REQUIRED ACTION -> Where in the data does the word "title" appear? Find those lines and copy them.

(Element data from apps and pages)
* * * * * * *

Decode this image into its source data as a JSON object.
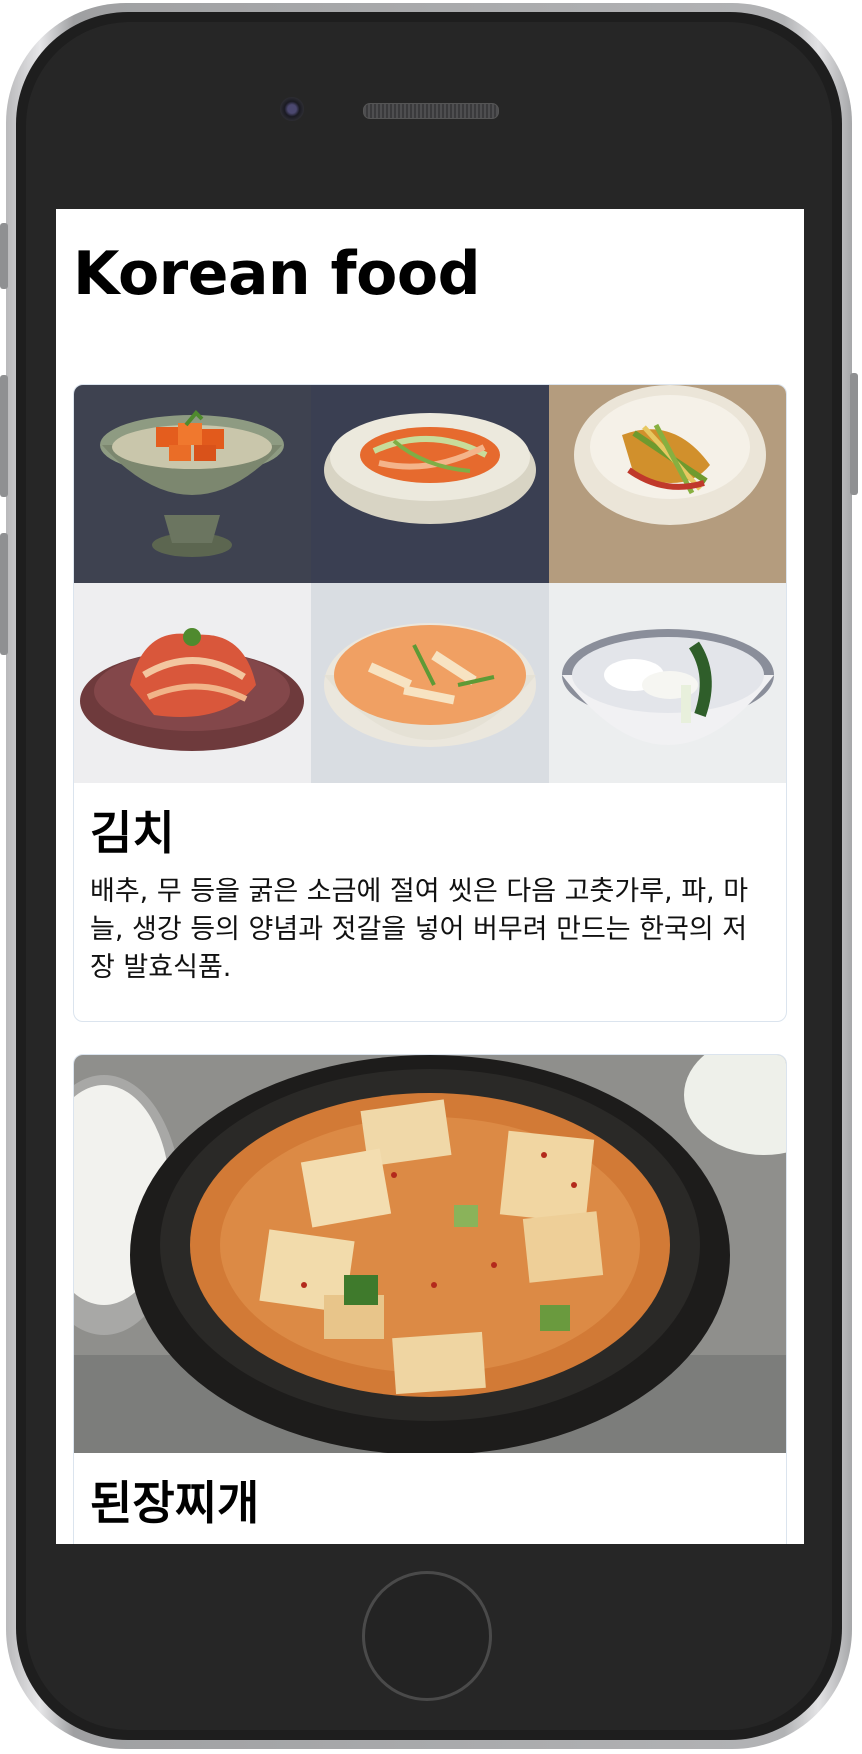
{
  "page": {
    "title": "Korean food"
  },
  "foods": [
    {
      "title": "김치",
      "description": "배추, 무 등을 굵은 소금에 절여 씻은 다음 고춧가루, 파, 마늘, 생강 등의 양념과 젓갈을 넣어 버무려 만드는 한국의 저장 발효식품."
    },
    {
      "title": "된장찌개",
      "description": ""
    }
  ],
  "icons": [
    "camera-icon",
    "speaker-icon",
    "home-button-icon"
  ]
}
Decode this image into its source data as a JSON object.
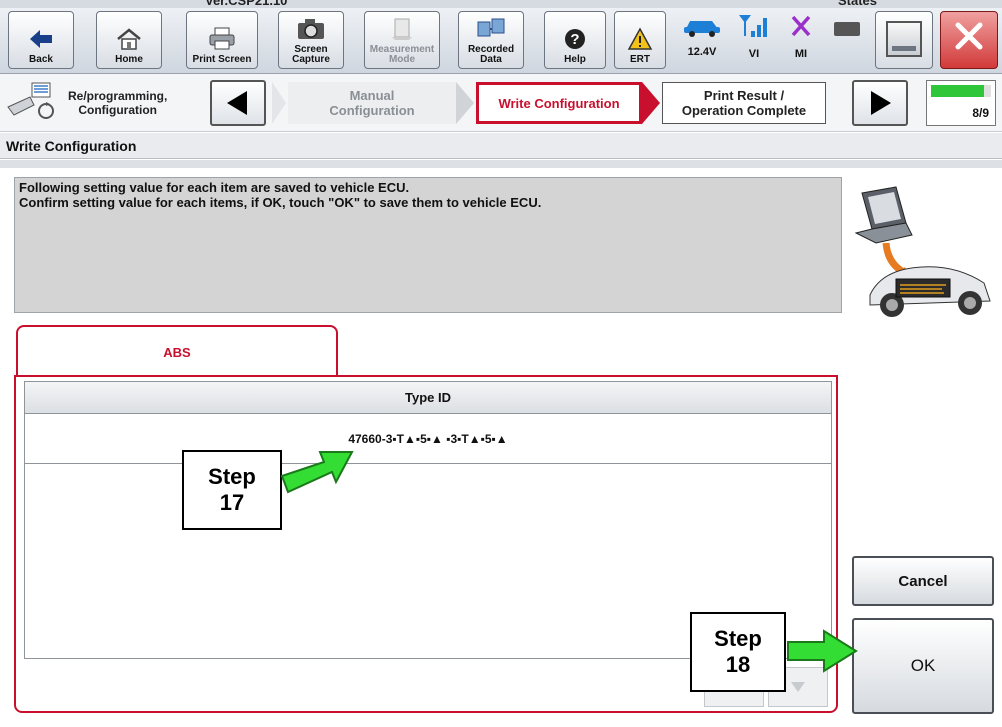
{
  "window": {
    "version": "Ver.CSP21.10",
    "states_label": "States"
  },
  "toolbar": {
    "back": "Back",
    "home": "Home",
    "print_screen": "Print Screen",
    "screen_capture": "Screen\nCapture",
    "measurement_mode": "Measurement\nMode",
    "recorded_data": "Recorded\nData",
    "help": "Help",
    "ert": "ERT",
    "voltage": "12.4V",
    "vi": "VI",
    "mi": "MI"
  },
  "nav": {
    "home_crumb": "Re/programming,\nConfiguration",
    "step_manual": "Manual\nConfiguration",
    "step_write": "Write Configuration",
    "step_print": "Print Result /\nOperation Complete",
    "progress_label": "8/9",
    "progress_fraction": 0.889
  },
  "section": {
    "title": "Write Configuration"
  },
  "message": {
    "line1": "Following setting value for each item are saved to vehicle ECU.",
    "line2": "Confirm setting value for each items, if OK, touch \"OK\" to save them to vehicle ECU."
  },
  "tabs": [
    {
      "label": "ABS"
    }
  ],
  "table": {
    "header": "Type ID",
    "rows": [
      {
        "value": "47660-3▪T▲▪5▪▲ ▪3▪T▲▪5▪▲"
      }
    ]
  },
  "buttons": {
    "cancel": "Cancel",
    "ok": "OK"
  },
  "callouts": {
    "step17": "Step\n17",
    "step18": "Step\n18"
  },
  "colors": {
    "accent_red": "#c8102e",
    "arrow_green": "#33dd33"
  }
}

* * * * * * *

ANSWER SPACE ->
    "title": "Korean food"
      "title": "김치",
      "title": "된장찌개",
    "title": "Write Configuration"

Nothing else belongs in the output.